There is a general election for a President for all players. All players may run and can cast their vote for any candidate they choose. The president appoints a player as Secretary of the Treasury (who has exclusive powers to set the budget), a Secretary of War (who has the exclusive right to appoint players to Command armies), and a Secretary of Foreign Affairs (who gets a 3PP bonus).
Bills are proposed and voted on by the players in their capacity as members of the Senate. A Bill (which in game is a law, government program, or instruction to the Public Service) which receives more than 50% of the total voting PP passes to the President, who must approve it before it is put into action.
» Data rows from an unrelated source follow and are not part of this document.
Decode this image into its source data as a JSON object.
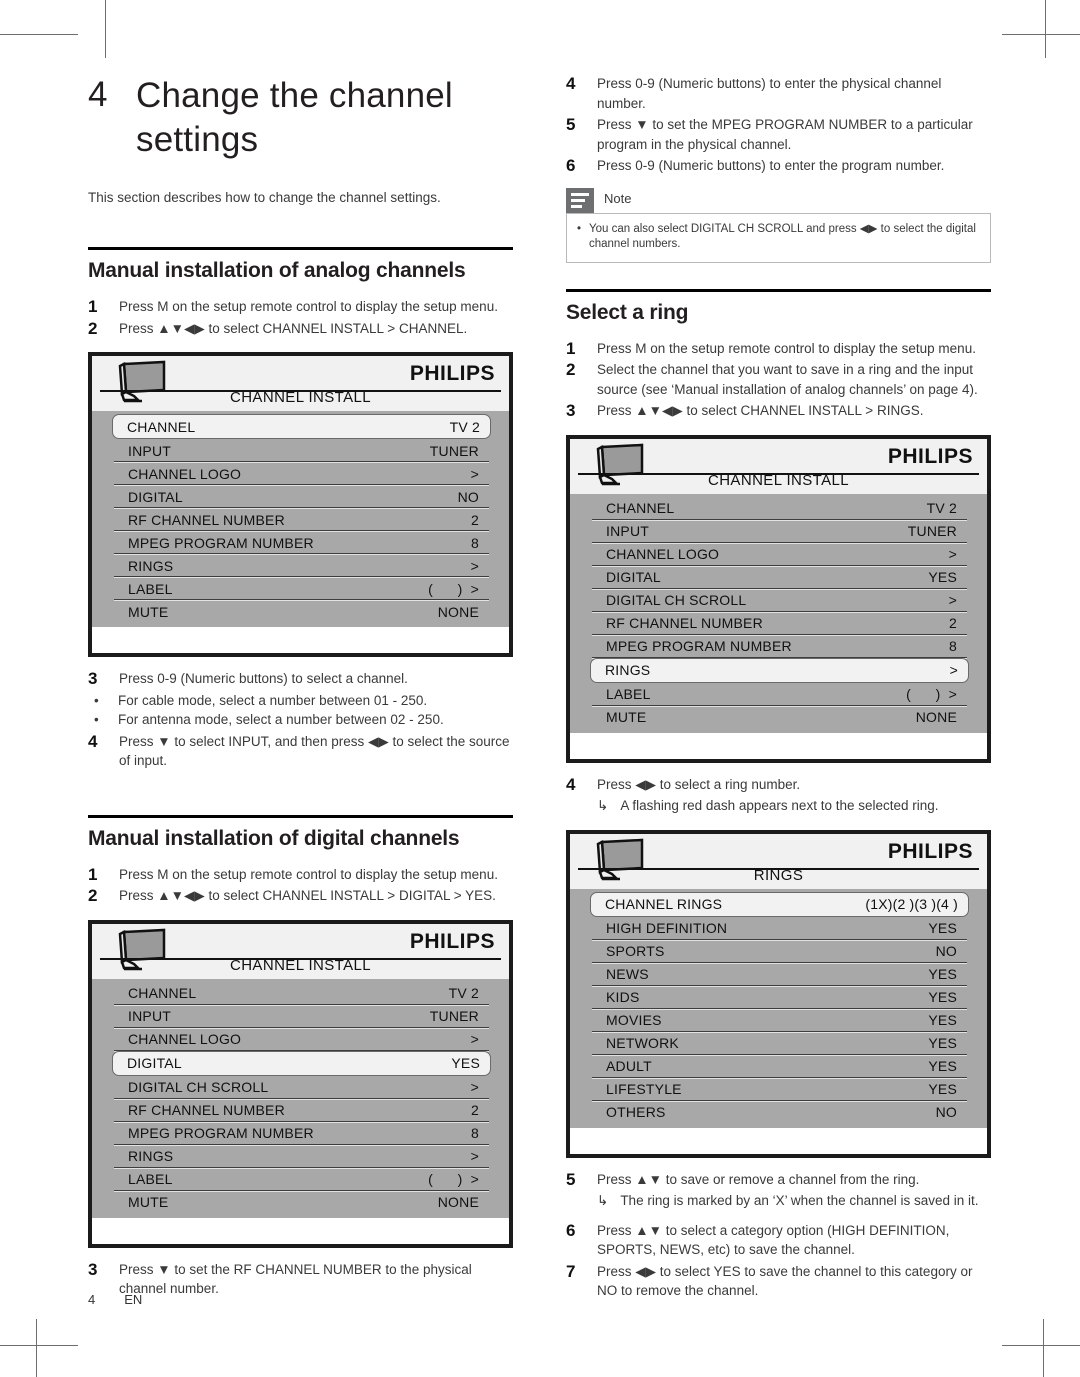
{
  "page": {
    "number": "4",
    "lang": "EN"
  },
  "chapter": {
    "number": "4",
    "title_line1": "Change the channel",
    "title_line2": "settings",
    "intro": "This section describes how to change the channel settings."
  },
  "sections": {
    "analog": {
      "title": "Manual installation of analog channels",
      "steps": [
        {
          "n": "1",
          "text": "Press M on the setup remote control to display the setup menu."
        },
        {
          "n": "2",
          "text": "Press ▲▼◀▶ to select CHANNEL INSTALL > CHANNEL."
        },
        {
          "n": "3",
          "text": "Press 0-9 (Numeric buttons) to select a channel."
        },
        {
          "n": "4",
          "text": "Press ▼ to select INPUT, and then press ◀▶ to select the source of input."
        }
      ],
      "bullets": [
        "For cable mode, select a number between 01 - 250.",
        "For antenna mode, select a number between 02 - 250."
      ]
    },
    "digital": {
      "title": "Manual installation of digital channels",
      "steps": [
        {
          "n": "1",
          "text": "Press M on the setup remote control to display the setup menu."
        },
        {
          "n": "2",
          "text": "Press ▲▼◀▶ to select CHANNEL INSTALL > DIGITAL > YES."
        },
        {
          "n": "3",
          "text": "Press ▼ to set the RF CHANNEL NUMBER to the physical channel number."
        },
        {
          "n": "4",
          "text": "Press 0-9 (Numeric buttons) to enter the physical channel number."
        },
        {
          "n": "5",
          "text": "Press ▼ to set the MPEG PROGRAM NUMBER to a particular program in the physical channel."
        },
        {
          "n": "6",
          "text": "Press 0-9 (Numeric buttons) to enter the program number."
        }
      ],
      "note": {
        "label": "Note",
        "bullet": "•",
        "text": "You can also select DIGITAL CH SCROLL and press ◀▶ to select the digital channel numbers."
      }
    },
    "ring": {
      "title": "Select a ring",
      "steps": [
        {
          "n": "1",
          "text": "Press M on the setup remote control to display the setup menu."
        },
        {
          "n": "2",
          "text": "Select the channel that you want to save in a ring and the input source (see ‘Manual installation of analog channels’ on page 4)."
        },
        {
          "n": "3",
          "text": "Press ▲▼◀▶ to select CHANNEL INSTALL > RINGS."
        },
        {
          "n": "4",
          "text": "Press ◀▶ to select a ring number."
        },
        {
          "n": "5",
          "text": "Press ▲▼ to save or remove a channel from the ring."
        },
        {
          "n": "6",
          "text": "Press ▲▼ to select a category option (HIGH DEFINITION, SPORTS, NEWS, etc) to save the channel."
        },
        {
          "n": "7",
          "text": "Press ◀▶ to select YES to save the channel to this category or NO to remove the channel."
        }
      ],
      "results": [
        "A flashing red dash appears next to the selected ring.",
        "The ring is marked by an ‘X’ when the channel is saved in it."
      ]
    }
  },
  "osd_menus": {
    "analog": {
      "brand": "PHILIPS",
      "title": "CHANNEL INSTALL",
      "rows": [
        {
          "label": "CHANNEL",
          "value": "TV 2",
          "selected": true
        },
        {
          "label": "INPUT",
          "value": "TUNER",
          "selected": false
        },
        {
          "label": "CHANNEL LOGO",
          "value": ">",
          "selected": false
        },
        {
          "label": "DIGITAL",
          "value": "NO",
          "selected": false
        },
        {
          "label": "RF CHANNEL NUMBER",
          "value": "2",
          "selected": false
        },
        {
          "label": "MPEG PROGRAM NUMBER",
          "value": "8",
          "selected": false
        },
        {
          "label": "RINGS",
          "value": ">",
          "selected": false
        },
        {
          "label": "LABEL",
          "value": "(      )  >",
          "selected": false
        },
        {
          "label": "MUTE",
          "value": "NONE",
          "selected": false
        }
      ]
    },
    "digital": {
      "brand": "PHILIPS",
      "title": "CHANNEL INSTALL",
      "rows": [
        {
          "label": "CHANNEL",
          "value": "TV 2",
          "selected": false
        },
        {
          "label": "INPUT",
          "value": "TUNER",
          "selected": false
        },
        {
          "label": "CHANNEL LOGO",
          "value": ">",
          "selected": false
        },
        {
          "label": "DIGITAL",
          "value": "YES",
          "selected": true
        },
        {
          "label": "DIGITAL CH SCROLL",
          "value": ">",
          "selected": false
        },
        {
          "label": "RF CHANNEL NUMBER",
          "value": "2",
          "selected": false
        },
        {
          "label": "MPEG PROGRAM NUMBER",
          "value": "8",
          "selected": false
        },
        {
          "label": "RINGS",
          "value": ">",
          "selected": false
        },
        {
          "label": "LABEL",
          "value": "(      )  >",
          "selected": false
        },
        {
          "label": "MUTE",
          "value": "NONE",
          "selected": false
        }
      ]
    },
    "rings_parent": {
      "brand": "PHILIPS",
      "title": "CHANNEL INSTALL",
      "rows": [
        {
          "label": "CHANNEL",
          "value": "TV 2",
          "selected": false
        },
        {
          "label": "INPUT",
          "value": "TUNER",
          "selected": false
        },
        {
          "label": "CHANNEL LOGO",
          "value": ">",
          "selected": false
        },
        {
          "label": "DIGITAL",
          "value": "YES",
          "selected": false
        },
        {
          "label": "DIGITAL CH SCROLL",
          "value": ">",
          "selected": false
        },
        {
          "label": "RF CHANNEL NUMBER",
          "value": "2",
          "selected": false
        },
        {
          "label": "MPEG PROGRAM NUMBER",
          "value": "8",
          "selected": false
        },
        {
          "label": "RINGS",
          "value": ">",
          "selected": true
        },
        {
          "label": "LABEL",
          "value": "(      )  >",
          "selected": false
        },
        {
          "label": "MUTE",
          "value": "NONE",
          "selected": false
        }
      ]
    },
    "rings": {
      "brand": "PHILIPS",
      "title": "RINGS",
      "rows": [
        {
          "label": "CHANNEL RINGS",
          "value": "(1X)(2 )(3 )(4 )",
          "selected": true
        },
        {
          "label": "HIGH DEFINITION",
          "value": "YES",
          "selected": false
        },
        {
          "label": "SPORTS",
          "value": "NO",
          "selected": false
        },
        {
          "label": "NEWS",
          "value": "YES",
          "selected": false
        },
        {
          "label": "KIDS",
          "value": "YES",
          "selected": false
        },
        {
          "label": "MOVIES",
          "value": "YES",
          "selected": false
        },
        {
          "label": "NETWORK",
          "value": "YES",
          "selected": false
        },
        {
          "label": "ADULT",
          "value": "YES",
          "selected": false
        },
        {
          "label": "LIFESTYLE",
          "value": "YES",
          "selected": false
        },
        {
          "label": "OTHERS",
          "value": "NO",
          "selected": false
        }
      ]
    }
  }
}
However, judicious use of the veto will cause anger among the public, which will impact the PP of the President and their Secretaries.
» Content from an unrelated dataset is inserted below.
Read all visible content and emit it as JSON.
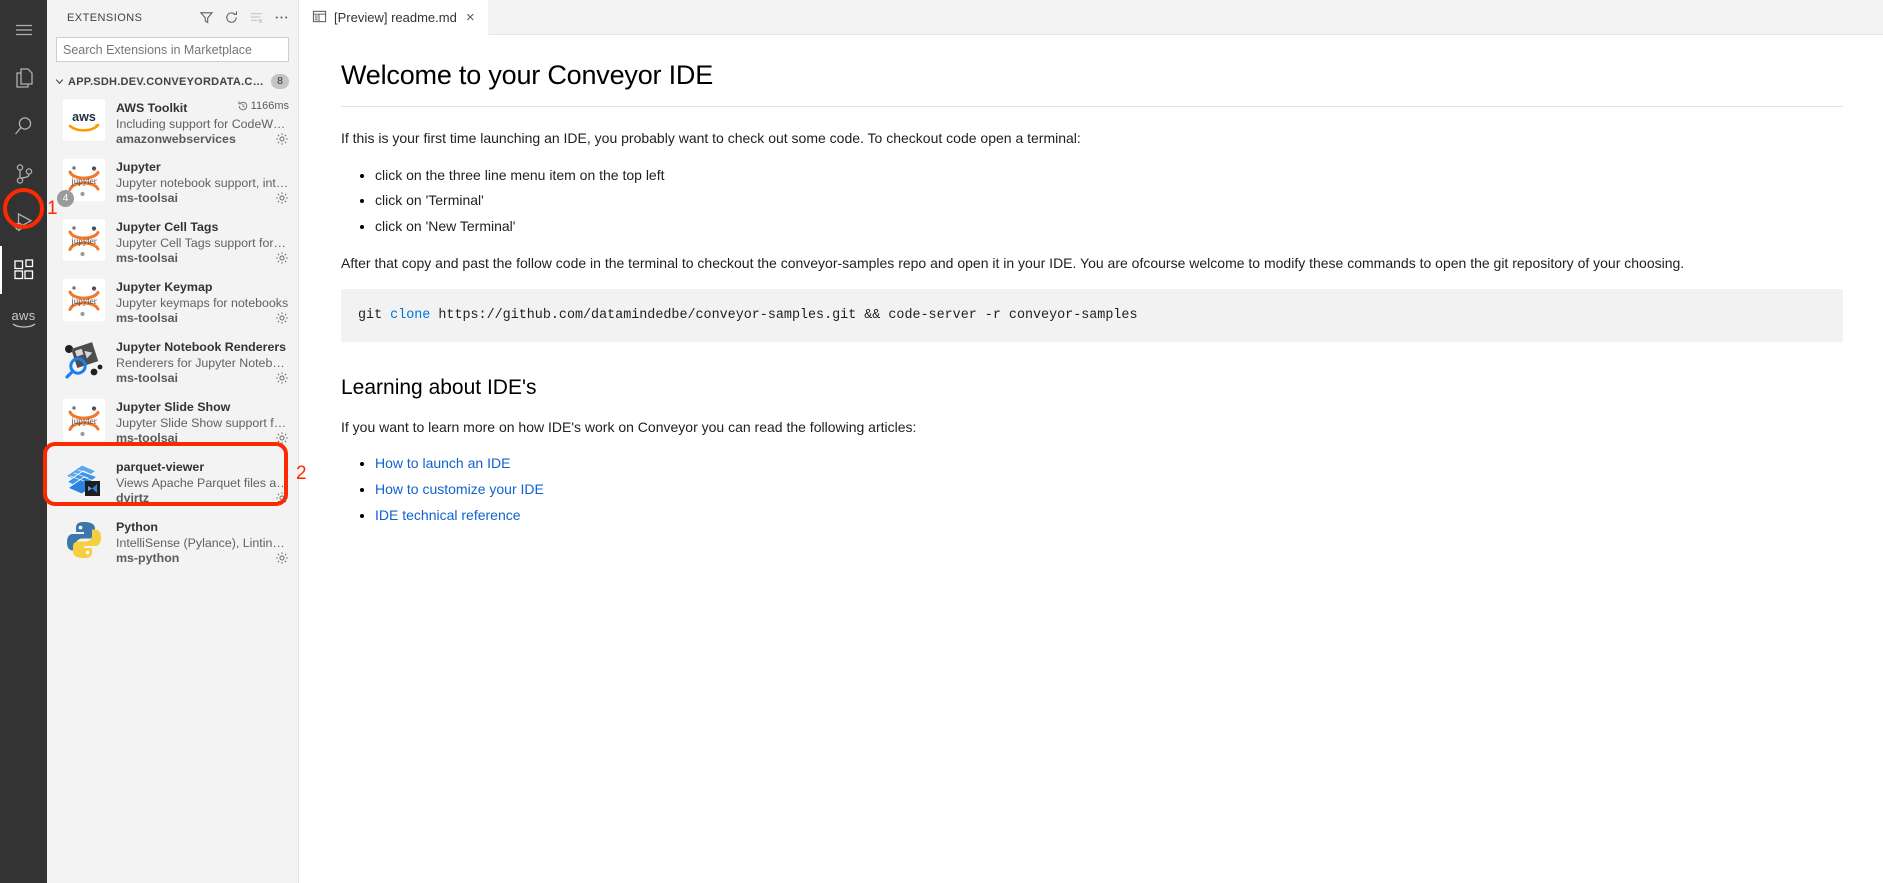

Spoiler Example 2 :
The current constitution, as decided by players, allows for a constitutional monarchy who appoints a Prime Minister to form a government in the lower house of the bicameral Congress elected by first past the post. By tradition, the monarch will appoint the leader of the largest party to form a government.
I, the GM, interpret this as follows:
Players sign up for a party once per cycle, and vote (publicly) for a party leader. After this, they cast their vote for a party (not necessarily theirs, if they're unhappy with the way the leadership vote went!) to represent the public election.
The NPC monarch will then choose a party leader (normally the leader of the party with the most PP allocated to it in the vote... normally) to attempt to form a government. The nominated party leader must negotiate with other party leaders to get them to sign up to the government, which they will become the Prime Minister of once the government has signed on 50% of total voting PP. The Prime Minister appoints a Minister of War, a Treasurer, and a Minister of Foreign Affairs from among the members of the parties that make up the Government.
Laws are then proposed by members of the Government, and must receive more aye votes than nay votes (decided by count of players, and not PP) to pass into effect. The NPC monarch gets veto over all laws, and may or may not exercise it depending on their personality. Every time the Monarch vetos a reasonable law (as decided by the GM) the originator receives a +1PP boost for the rest of the cycle.
In general, you vote using your PP, which fluctuates in gameplay. The GM will interpret the Constitution or laws of government on the books into a system of voting. In general, there will always be:
- A head of the executive (PM, President, Grand High Lord of Parliament etc.), who appoints a cabinet
- A cabinet, consisting of a Finance Executive who has exclusive rights to the budget decision, a Military Executive who has exclusive rights to appoint generals, and Foreign Affairs Executive who gets a PP boost.
- Voting on a government, using PP.
- Voting on laws, using PP or something else.
Separate names with a comma.